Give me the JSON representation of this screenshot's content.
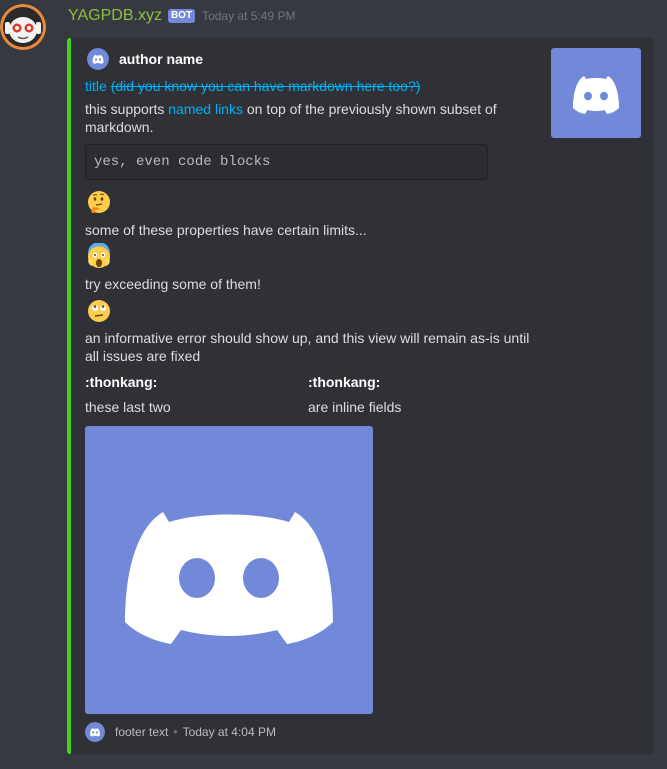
{
  "message": {
    "username": "YAGPDB.xyz",
    "bot_tag": "BOT",
    "timestamp": "Today at 5:49 PM",
    "avatar_icon": "yagpdb-robot-avatar"
  },
  "embed": {
    "accent_color": "#43d31c",
    "author": {
      "name": "author name",
      "icon": "discord-logo-icon"
    },
    "title": {
      "link_text": "title",
      "strike_text": "(did you know you can have markdown here too?)"
    },
    "description": {
      "before_link": "this supports ",
      "link_text": "named links",
      "after_link": " on top of the previously shown subset of markdown.",
      "code_block": "yes, even code blocks",
      "emoji_1": "thinking-face",
      "line_1": "some of these properties have certain limits...",
      "emoji_2": "face-screaming-in-fear",
      "line_2": "try exceeding some of them!",
      "emoji_3": "face-with-rolling-eyes",
      "line_3": "an informative error should show up, and this view will remain as-is until all issues are fixed"
    },
    "fields": [
      {
        "name": ":thonkang:",
        "value": "these last two"
      },
      {
        "name": ":thonkang:",
        "value": "are inline fields"
      }
    ],
    "thumbnail": "discord-logo",
    "image": "discord-logo",
    "footer": {
      "text": "footer text",
      "separator": "•",
      "timestamp": "Today at 4:04 PM",
      "icon": "discord-logo-icon"
    }
  },
  "colors": {
    "background": "#36393f",
    "embed_background": "#2f3136",
    "blurple": "#7289da",
    "link": "#00b0f4",
    "username": "#8fbf3f"
  }
}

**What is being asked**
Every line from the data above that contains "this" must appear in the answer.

**Task output**
Give me the JSON representation of this screenshot's content.
      "before_link": "this supports ",
      "line_3": "an informative error should show up, and this view will remain as-is until all issues are fixed"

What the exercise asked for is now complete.